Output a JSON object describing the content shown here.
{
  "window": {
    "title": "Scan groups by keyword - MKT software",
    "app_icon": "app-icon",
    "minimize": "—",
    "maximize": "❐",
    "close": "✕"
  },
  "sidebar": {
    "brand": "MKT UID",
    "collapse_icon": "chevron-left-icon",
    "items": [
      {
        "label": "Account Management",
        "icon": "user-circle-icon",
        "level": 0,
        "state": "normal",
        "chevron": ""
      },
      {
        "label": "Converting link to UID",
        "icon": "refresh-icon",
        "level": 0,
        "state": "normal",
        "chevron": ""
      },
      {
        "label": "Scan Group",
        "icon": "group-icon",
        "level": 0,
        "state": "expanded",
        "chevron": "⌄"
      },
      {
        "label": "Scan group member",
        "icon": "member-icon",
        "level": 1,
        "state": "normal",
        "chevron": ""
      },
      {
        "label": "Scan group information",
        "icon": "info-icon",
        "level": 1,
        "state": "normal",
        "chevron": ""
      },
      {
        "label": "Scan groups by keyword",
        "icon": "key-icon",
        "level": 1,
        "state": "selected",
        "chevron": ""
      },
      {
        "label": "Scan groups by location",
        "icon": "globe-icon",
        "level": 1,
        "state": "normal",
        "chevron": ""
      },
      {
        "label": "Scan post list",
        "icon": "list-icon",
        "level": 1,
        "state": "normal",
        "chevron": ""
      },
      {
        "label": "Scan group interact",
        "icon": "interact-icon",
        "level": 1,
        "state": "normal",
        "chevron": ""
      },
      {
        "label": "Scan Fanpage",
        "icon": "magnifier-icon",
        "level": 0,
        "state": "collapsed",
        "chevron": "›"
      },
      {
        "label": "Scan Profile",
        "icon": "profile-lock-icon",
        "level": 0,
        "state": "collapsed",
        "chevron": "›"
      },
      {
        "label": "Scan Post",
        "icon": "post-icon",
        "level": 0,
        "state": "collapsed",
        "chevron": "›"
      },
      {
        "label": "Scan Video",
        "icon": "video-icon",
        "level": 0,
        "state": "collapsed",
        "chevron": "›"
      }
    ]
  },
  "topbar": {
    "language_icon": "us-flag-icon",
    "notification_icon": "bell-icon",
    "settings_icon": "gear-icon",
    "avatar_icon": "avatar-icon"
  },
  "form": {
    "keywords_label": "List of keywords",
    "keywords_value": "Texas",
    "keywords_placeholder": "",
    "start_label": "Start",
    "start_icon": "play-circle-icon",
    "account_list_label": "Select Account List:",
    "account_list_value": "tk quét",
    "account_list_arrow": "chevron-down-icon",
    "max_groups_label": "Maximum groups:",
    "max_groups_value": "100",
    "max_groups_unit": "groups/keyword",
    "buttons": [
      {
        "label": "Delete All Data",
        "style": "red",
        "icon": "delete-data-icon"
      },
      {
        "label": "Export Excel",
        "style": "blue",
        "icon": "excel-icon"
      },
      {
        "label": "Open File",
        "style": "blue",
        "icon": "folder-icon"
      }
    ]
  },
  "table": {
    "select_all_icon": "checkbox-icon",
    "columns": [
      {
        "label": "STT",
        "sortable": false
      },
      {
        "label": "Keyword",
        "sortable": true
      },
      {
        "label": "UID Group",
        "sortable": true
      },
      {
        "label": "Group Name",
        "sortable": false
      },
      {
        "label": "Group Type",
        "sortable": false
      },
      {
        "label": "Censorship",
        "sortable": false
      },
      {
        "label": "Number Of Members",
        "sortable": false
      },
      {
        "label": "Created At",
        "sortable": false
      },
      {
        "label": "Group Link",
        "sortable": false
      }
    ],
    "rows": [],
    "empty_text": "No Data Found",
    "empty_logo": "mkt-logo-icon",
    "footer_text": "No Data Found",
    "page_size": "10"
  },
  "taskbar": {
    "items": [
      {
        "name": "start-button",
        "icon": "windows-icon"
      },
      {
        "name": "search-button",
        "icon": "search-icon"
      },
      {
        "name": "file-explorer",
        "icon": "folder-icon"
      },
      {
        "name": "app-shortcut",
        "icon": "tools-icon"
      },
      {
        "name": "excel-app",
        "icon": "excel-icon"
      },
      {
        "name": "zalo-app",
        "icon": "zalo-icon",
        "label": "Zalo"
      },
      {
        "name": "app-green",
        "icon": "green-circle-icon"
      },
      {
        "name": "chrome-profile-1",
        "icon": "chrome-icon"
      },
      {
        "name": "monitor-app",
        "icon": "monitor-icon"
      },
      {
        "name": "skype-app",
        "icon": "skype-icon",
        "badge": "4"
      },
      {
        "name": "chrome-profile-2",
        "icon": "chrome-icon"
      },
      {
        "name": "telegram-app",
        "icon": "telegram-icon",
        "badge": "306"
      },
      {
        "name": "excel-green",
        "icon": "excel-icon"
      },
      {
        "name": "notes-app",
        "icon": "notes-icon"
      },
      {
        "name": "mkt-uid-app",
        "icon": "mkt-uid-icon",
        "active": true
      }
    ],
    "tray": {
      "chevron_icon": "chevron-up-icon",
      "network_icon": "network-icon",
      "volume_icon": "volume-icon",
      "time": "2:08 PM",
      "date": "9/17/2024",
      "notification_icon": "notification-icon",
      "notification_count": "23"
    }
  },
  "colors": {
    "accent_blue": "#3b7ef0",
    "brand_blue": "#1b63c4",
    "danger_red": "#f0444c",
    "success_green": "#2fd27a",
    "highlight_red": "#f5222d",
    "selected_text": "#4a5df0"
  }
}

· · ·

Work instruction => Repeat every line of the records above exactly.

Exercise solution =>
Output a JSON object describing the content shown here.
{
  "window": {
    "title": "Scan groups by keyword - MKT software",
    "app_icon": "app-icon",
    "minimize": "—",
    "maximize": "❐",
    "close": "✕"
  },
  "sidebar": {
    "brand": "MKT UID",
    "collapse_icon": "chevron-left-icon",
    "items": [
      {
        "label": "Account Management",
        "icon": "user-circle-icon",
        "level": 0,
        "state": "normal",
        "chevron": ""
      },
      {
        "label": "Converting link to UID",
        "icon": "refresh-icon",
        "level": 0,
        "state": "normal",
        "chevron": ""
      },
      {
        "label": "Scan Group",
        "icon": "group-icon",
        "level": 0,
        "state": "expanded",
        "chevron": "⌄"
      },
      {
        "label": "Scan group member",
        "icon": "member-icon",
        "level": 1,
        "state": "normal",
        "chevron": ""
      },
      {
        "label": "Scan group information",
        "icon": "info-icon",
        "level": 1,
        "state": "normal",
        "chevron": ""
      },
      {
        "label": "Scan groups by keyword",
        "icon": "key-icon",
        "level": 1,
        "state": "selected",
        "chevron": ""
      },
      {
        "label": "Scan groups by location",
        "icon": "globe-icon",
        "level": 1,
        "state": "normal",
        "chevron": ""
      },
      {
        "label": "Scan post list",
        "icon": "list-icon",
        "level": 1,
        "state": "normal",
        "chevron": ""
      },
      {
        "label": "Scan group interact",
        "icon": "interact-icon",
        "level": 1,
        "state": "normal",
        "chevron": ""
      },
      {
        "label": "Scan Fanpage",
        "icon": "magnifier-icon",
        "level": 0,
        "state": "collapsed",
        "chevron": "›"
      },
      {
        "label": "Scan Profile",
        "icon": "profile-lock-icon",
        "level": 0,
        "state": "collapsed",
        "chevron": "›"
      },
      {
        "label": "Scan Post",
        "icon": "post-icon",
        "level": 0,
        "state": "collapsed",
        "chevron": "›"
      },
      {
        "label": "Scan Video",
        "icon": "video-icon",
        "level": 0,
        "state": "collapsed",
        "chevron": "›"
      }
    ]
  },
  "topbar": {
    "language_icon": "us-flag-icon",
    "notification_icon": "bell-icon",
    "settings_icon": "gear-icon",
    "avatar_icon": "avatar-icon"
  },
  "form": {
    "keywords_label": "List of keywords",
    "keywords_value": "Texas",
    "keywords_placeholder": "",
    "start_label": "Start",
    "start_icon": "play-circle-icon",
    "account_list_label": "Select Account List:",
    "account_list_value": "tk quét",
    "account_list_arrow": "chevron-down-icon",
    "max_groups_label": "Maximum groups:",
    "max_groups_value": "100",
    "max_groups_unit": "groups/keyword",
    "buttons": [
      {
        "label": "Delete All Data",
        "style": "red",
        "icon": "delete-data-icon"
      },
      {
        "label": "Export Excel",
        "style": "blue",
        "icon": "excel-icon"
      },
      {
        "label": "Open File",
        "style": "blue",
        "icon": "folder-icon"
      }
    ]
  },
  "table": {
    "select_all_icon": "checkbox-icon",
    "columns": [
      {
        "label": "STT",
        "sortable": false
      },
      {
        "label": "Keyword",
        "sortable": true
      },
      {
        "label": "UID Group",
        "sortable": true
      },
      {
        "label": "Group Name",
        "sortable": false
      },
      {
        "label": "Group Type",
        "sortable": false
      },
      {
        "label": "Censorship",
        "sortable": false
      },
      {
        "label": "Number Of Members",
        "sortable": false
      },
      {
        "label": "Created At",
        "sortable": false
      },
      {
        "label": "Group Link",
        "sortable": false
      }
    ],
    "rows": [],
    "empty_text": "No Data Found",
    "empty_logo": "mkt-logo-icon",
    "footer_text": "No Data Found",
    "page_size": "10"
  },
  "taskbar": {
    "items": [
      {
        "name": "start-button",
        "icon": "windows-icon"
      },
      {
        "name": "search-button",
        "icon": "search-icon"
      },
      {
        "name": "file-explorer",
        "icon": "folder-icon"
      },
      {
        "name": "app-shortcut",
        "icon": "tools-icon"
      },
      {
        "name": "excel-app",
        "icon": "excel-icon"
      },
      {
        "name": "zalo-app",
        "icon": "zalo-icon",
        "label": "Zalo"
      },
      {
        "name": "app-green",
        "icon": "green-circle-icon"
      },
      {
        "name": "chrome-profile-1",
        "icon": "chrome-icon"
      },
      {
        "name": "monitor-app",
        "icon": "monitor-icon"
      },
      {
        "name": "skype-app",
        "icon": "skype-icon",
        "badge": "4"
      },
      {
        "name": "chrome-profile-2",
        "icon": "chrome-icon"
      },
      {
        "name": "telegram-app",
        "icon": "telegram-icon",
        "badge": "306"
      },
      {
        "name": "excel-green",
        "icon": "excel-icon"
      },
      {
        "name": "notes-app",
        "icon": "notes-icon"
      },
      {
        "name": "mkt-uid-app",
        "icon": "mkt-uid-icon",
        "active": true
      }
    ],
    "tray": {
      "chevron_icon": "chevron-up-icon",
      "network_icon": "network-icon",
      "volume_icon": "volume-icon",
      "time": "2:08 PM",
      "date": "9/17/2024",
      "notification_icon": "notification-icon",
      "notification_count": "23"
    }
  },
  "colors": {
    "accent_blue": "#3b7ef0",
    "brand_blue": "#1b63c4",
    "danger_red": "#f0444c",
    "success_green": "#2fd27a",
    "highlight_red": "#f5222d",
    "selected_text": "#4a5df0"
  }
}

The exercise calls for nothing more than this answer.